Youth, Rights & Justice, formerly the Juvenile Rights Project, began as part of Multnomah County Legal Aid in 1975. Attorneys and law students represented youth in delinquency cases in Multnomah County Juvenile Court and in a class action against the MacLaren Training School, a state juvenile correctional facility.

In 1980, Juvenile Rights Project became part of Oregon Legal Services, continuing its advocacy for children and young people through a series of lawsuits aimed at preventing the incarceration of minors in adult jails and in a suit over the conditions suffered by a young boy in state foster care. 

The office also worked with administrative agencies and the legislature to improve conditions for children and youth in the state. In 1985, the Juvenile Rights Project became an independent non-profit corporation, in part because of restrictions imposed by the Legal Services Corporation on the kind of work which could be undertaken on behalf of poor children and youth.

The Juvenile Rights Project was awarded the Outstanding Legal Advocacy Award from the National Association of Counsel for Children in 1997.

By 2011, Youth, Rights & Justice had represented 50,000 individual children, youth and parents in the juvenile court system, including the Multnomah County Juvenile Court, Oregon Court of Appeals, Oregon Supreme Court and the Oregon Juvenile Psychiatric Security Review Board, and in other venues, including local school districts.

Based upon this vast experience serving individuals, YRJ has also won numerous victories on behalf of Oregon's children and youth through class-action litigation and policy advocacy.

Legal Precedent and Class Action Victories

D.B. v. Tewksbury (1982) Federal litigation resulting in a landmark constitutional decision holding that the confinement of juveniles who have not been tried as adults in adult jails is unconstitutional. The decision has been credited as a major factor in an 80% national decline in juvenile jailings.

Robyn A. v. McCoy (Consent Decree, 1992) Federal litigation regarding the conditions at the juvenile detention center in Multnomah County, resulting in a consent decree requiring the county to build a new juvenile detention facility and to upgrade conditions and practices in the existing facility. 

Gary H. v. Hegstrom (1987) Federal litigation regarding the conditions at the MacLaren School for Boys, which houses children as young as twelve. After 10 years of investigation and litigation, the Federal District Court of Oregon found that the conditions at the MacLaren School for Boys violated the United States Constitution.

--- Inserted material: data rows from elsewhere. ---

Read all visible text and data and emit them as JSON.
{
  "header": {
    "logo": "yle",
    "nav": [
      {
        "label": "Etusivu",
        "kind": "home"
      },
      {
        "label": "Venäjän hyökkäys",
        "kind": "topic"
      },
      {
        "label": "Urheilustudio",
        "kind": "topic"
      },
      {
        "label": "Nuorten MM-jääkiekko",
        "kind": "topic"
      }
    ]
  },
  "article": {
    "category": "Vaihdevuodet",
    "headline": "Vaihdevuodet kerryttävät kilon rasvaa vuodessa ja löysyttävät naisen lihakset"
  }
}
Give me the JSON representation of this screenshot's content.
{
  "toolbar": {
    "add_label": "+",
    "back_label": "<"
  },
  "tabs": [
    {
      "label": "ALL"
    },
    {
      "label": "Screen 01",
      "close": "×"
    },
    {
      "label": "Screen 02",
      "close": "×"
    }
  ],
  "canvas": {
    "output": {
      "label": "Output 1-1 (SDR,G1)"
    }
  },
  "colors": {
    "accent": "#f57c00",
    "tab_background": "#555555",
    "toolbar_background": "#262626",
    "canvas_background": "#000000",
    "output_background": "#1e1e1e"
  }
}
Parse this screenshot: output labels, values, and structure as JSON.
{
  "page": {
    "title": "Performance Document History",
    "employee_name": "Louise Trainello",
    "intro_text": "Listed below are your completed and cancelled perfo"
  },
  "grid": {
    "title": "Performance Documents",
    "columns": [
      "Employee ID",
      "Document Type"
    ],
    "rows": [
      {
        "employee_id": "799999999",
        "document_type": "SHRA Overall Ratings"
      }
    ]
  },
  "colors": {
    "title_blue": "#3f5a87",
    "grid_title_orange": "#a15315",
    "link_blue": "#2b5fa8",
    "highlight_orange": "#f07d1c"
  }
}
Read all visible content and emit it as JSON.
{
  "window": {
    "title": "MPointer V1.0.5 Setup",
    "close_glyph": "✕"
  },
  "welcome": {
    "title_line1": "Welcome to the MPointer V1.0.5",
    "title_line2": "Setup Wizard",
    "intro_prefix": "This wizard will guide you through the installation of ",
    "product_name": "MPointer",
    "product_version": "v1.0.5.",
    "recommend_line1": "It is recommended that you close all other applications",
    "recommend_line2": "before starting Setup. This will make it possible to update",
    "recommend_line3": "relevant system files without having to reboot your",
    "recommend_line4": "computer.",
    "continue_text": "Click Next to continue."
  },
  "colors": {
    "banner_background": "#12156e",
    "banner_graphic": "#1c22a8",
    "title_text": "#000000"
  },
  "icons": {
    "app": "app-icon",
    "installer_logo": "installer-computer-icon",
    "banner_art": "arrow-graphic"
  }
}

System of Care Settlement Agreement (1995) Settlement agreement in effect from 1995-2008 with the Oregon Department of Human Resources. The settlement agreement established flexible funding to better meet the needs of children and families and led to improved training, increased qualifications for case workers and other improvements in Oregon's foster care system.

A.R., et al v. State of Oregon et al., Settlement Agreement (2018)  Settlement agreement limiting the ability of the Department of Human Services to temporarily lodge children in hotels, DHS offices, medical facilities despite readiness for medial discharge, and juvenile detention facilities despite the absence of any criminal or delinquency charge. After 20 months of monitoring, YRJ (along with the Oregon Law Center) returned to Federal Court seeking to enforce the settlement agreement resulting from DHS noncompliance.  Because of DHS’ failure to comply with the settlement agreement, an enforcement action was presented in Federal Court on December 6, 2019 and Judge McShane found DHS not in substantial compliance with the agreement.  The resulting arbitration order states that DHS is not permitted to temporarily lodge a child unless there is no possibility of safely supporting the child with services and supports up to a cost of $2179.89 per day.  The full arbitration order provides more detail about training DHS staff, identifying children at risk of temporary lodging, and reporting/documentation.


YRJ has passed a number of laws to promote the safety and well-being of children in Oregon. Visit our Policy page for more details.